It’s almost September- time to chat about the National Year of Reading theme for the month, Grow.
The love2read blog talks about the many options within this theme! Personal growth, self -help, health & well being, pregnancy, parenting, growth industries, career changes, weight loss (if you’ve been baking cakes and ‘growing’) the environment, sustainablilty and gardening.
Here at Nowra Library our 3rd Wednesday Book Club is reading texts from the current HSC syllabus. We figure kids grow, and we’d like to see what they’re studying for the HSC later this year. Texts under study include English classics like Wuthering Heights, Great Expectations, Pride & Prejudice and Jane Eyre and modern classics like Catch-22, Dune and Brave New World. Poets Emily Dickinson, Silvia Plath and John Keats, as well the Shakespeare, are all present, as are Australian authors Peter Carey and Tim Winton.
We’re looking forward to seeing how our book club members like walking in the shoes of our HSC students this month : )
Happy reading (and growing!) everyone!
Aron Ralston,who survived a rock climbing accident by amputating his own arm.
This month’s National Year of Reading theme is Feel. This theme can be interpreted in so many ways, but here at Nowra Library, we’re taking ‘Feel’ to a whole new level by focusing on Courage & Valour- the extremes of physical and emotional experience. This month is a great time to read other’s people’s stories of survival, courage and determination, whether they climbed a mountain, survived against overwhelming odds or lived through war. Let’s feel this April.
Here’s some ideas to get you started….
Between a Rock and a Hard Place by Aron Ralston
Three Day Road by Joseph Boyden
Tower Stories by Damon DiMarco
The Perfect Storm by Sebastian Junger
Our Darkest Days by Patrick Lindsay
First lady by Kay Cottee
Into Thin Air by Jon Krakauer
Gallipoli by David E. Cameron
Miracle in the Andes by Nando Parrado
Paths of Glory by Jeffrey Archer
All Quiet on the Western Front by Erich Remarque
The Wildest Dream by Peter Gillman
Touching the Void by Joe Simpson
Sahara: A Journey of Love, Loss and Survival by Paula Constant
It’s March, and the love2read theme for this month is Think. You might like to read something this month which makes you think.

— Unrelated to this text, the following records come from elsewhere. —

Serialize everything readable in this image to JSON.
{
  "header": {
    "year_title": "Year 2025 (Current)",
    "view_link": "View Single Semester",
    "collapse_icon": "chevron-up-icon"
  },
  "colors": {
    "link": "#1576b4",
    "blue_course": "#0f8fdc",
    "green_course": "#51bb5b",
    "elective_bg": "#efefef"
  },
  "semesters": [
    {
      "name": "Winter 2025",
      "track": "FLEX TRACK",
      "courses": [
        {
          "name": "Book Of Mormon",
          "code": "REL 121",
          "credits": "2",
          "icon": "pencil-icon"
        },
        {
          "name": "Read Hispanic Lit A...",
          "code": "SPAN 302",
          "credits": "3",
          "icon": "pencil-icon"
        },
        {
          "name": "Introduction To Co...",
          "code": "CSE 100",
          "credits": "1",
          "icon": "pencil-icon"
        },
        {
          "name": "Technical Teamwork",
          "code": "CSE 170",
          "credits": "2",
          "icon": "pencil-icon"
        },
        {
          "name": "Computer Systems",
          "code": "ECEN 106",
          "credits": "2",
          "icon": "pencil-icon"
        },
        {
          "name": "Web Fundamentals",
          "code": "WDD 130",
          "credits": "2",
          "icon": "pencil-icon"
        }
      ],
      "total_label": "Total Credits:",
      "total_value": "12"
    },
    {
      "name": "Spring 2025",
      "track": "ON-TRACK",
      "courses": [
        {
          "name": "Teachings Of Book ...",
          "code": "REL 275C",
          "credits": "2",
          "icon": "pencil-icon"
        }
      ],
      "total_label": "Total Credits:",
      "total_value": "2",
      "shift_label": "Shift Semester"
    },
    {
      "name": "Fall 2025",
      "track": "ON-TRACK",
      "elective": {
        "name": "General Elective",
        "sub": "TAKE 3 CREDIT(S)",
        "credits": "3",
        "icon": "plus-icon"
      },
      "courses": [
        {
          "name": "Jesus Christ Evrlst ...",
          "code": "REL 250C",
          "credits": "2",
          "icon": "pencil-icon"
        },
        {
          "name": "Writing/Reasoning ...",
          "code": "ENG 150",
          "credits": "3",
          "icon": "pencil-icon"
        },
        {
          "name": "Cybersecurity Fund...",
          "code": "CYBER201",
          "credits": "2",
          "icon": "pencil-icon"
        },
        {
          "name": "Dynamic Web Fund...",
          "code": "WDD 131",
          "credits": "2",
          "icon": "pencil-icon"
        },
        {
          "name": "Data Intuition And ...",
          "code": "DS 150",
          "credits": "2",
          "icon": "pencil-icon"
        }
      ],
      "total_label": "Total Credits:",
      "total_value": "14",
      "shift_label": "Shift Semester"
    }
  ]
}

Your thoughts might be deeply philosophical, about environmental responsibility, or what is happening in other countries around the world.
Perhaps there are works by or about ‘brilliant minds’ which might inspire or amaze you. You might find a book that will challenge you, make you think differently, or about an idea you might not have previously considered. You might revisit a book you read as a child or a young adult, one that enlightened or inspired you, changed the way you viewed the world and helped shape the person you are today.
In the past, books which gave us the greatest cause to think were often the ones which also created the most controversy. For that reason, this month is also about reading Banned or Challenged books. Here’s a few of the most (in)famous to get you started:
To Kill A Mockingbird by Harper Lee
Twilight (series) by Stephenie Meyer
Catcher in the Rye by J.D. Salinger
My Sister’s Keeper by Jodi Picoult
The Color Purple, by Alice Walker
The Chocolate War by Robert Cormier
I Know Why the Caged Bird Sings by Maya Angelou
Of Mice and Men by John Steinbeck
The Bluest Eye by Toni Morrison
The Handmaid’s Tale by Margaret Atwood
Beloved by Toni Morrison
Harry Potter (series) by J.K. Rowling
American Psycho by Bret Easton Ellis
Slaughterhouse-Five by Kurt Vonnegut
Lord of the Flies by William Golding
The Adventures of Tom Sawyer by Mark Twain
Pillars of the Earth by Ken Follett
His Dark Materials (series) by Philip Pullman
The Lovely Bones by Alice Sebold
Books That Made Us Think
This month at Nowra Library we are inviting you to share your most thought provoking books with us. Is there a book that enlightened you? Inspired you? Perhaps you read something as a child or young adult that changed the way you thought about the world? We want to hear about it. Fill out a ‘Think Bubble’ and paste it onto our National Year of Reading display ‘Wall,’ located behind the Circulation Desk. Or, tell us about it on our Facebook Wall. Let’s all think together this March.